The tourists of the 19th century who spent their summers relaxing on secluded Coney Island are long gone. But guests will soon return to the historic isle west of the Twin Cities.
Carver County won Metropolitan Council approval this week of its long-term plans for Lake Waconia Regional Park, which features the second-largest lake in the metro area.
The plan would add improved trails, walkways, plazas and other amenities to the mainland park area, as well as a new or rehabbed event center. But it would also breathe new life into the overgrown Coney Island, the newest addition to the park, where crumbling sidewalks, dilapidated buildings and old lampposts hint at its former life as a warm weather hot spot.
The overhaul would create winding trails for hiking, as well as places to picnic, fish and tie up a boat — the only way to reach the island.
The design is meant to “grab onto this sense of what I’ll say is adventure and exploring,” said Marty Walsh, Carver County parks director. “That’s really kind of the atmosphere that we want to create on the island.”
Visitors are prohibited for now, but if things go smoothly, cleanup could begin this fall and the island could reopen to the public in the summer of 2018. Implementation of the full Lake Waconia park plan would cost between $17.7 and $19.7 million, and will depend on how much funding can be secured.
Beginning in the 1880s, the island’s hotels, cottages and activities offered a lakeside respite for guests from Minnesota and around the country, according to the Carver County Historical Society. Over time it hosted bowling, concerts, dances, dining and even the University of Minnesota football team, which used the island for preseason practices in the early 1900s.
Prominent actress Sarah Bernhardt was among the visitors, according to the historical society. The island is now on the National Register of Historic Places.
The origin of the island’s name — it’s also called “Coney Island of the West” — is a mystery. It could refer to Coney Island of New York City, a term for rabbits, or just an abbreviation for Waconia, the historical society said.
Most visitors during Coney Island’s peak arrived by train, but the growing prominence of the automobile made Coney Island a less attractive destination by the 1920s. After various attempts to bring tourism back, the island was vacant by 1960.
The process of converting it into a park began when Norm and Ann Hoffman, local residents, bought the land over several years in the 2000s. They were spurred by a proposal to build a new hotel, cabins and accommodations for conventions or weddings.
“I felt that it was economically not possible to do that because there’s no access to the island. It would have to be by boat,” Norm Hoffman said. “And I didn’t think that it should be privately owned.”

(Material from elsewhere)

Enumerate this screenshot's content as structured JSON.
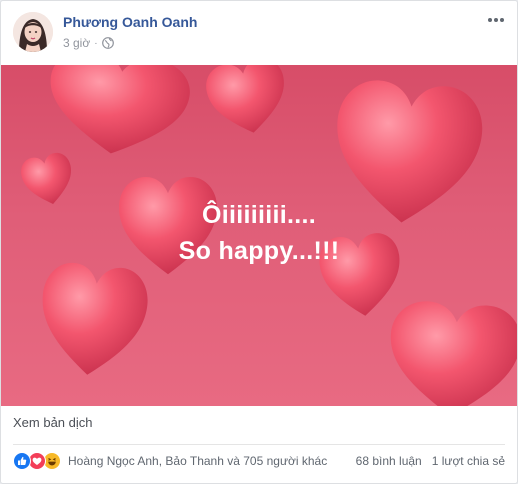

A Met Council grant paid for Carver County to purchase the land for $1 million — 75 percent of its appraised value — from Hoffman, who then donated $900,000 to the county for the cleanup costs.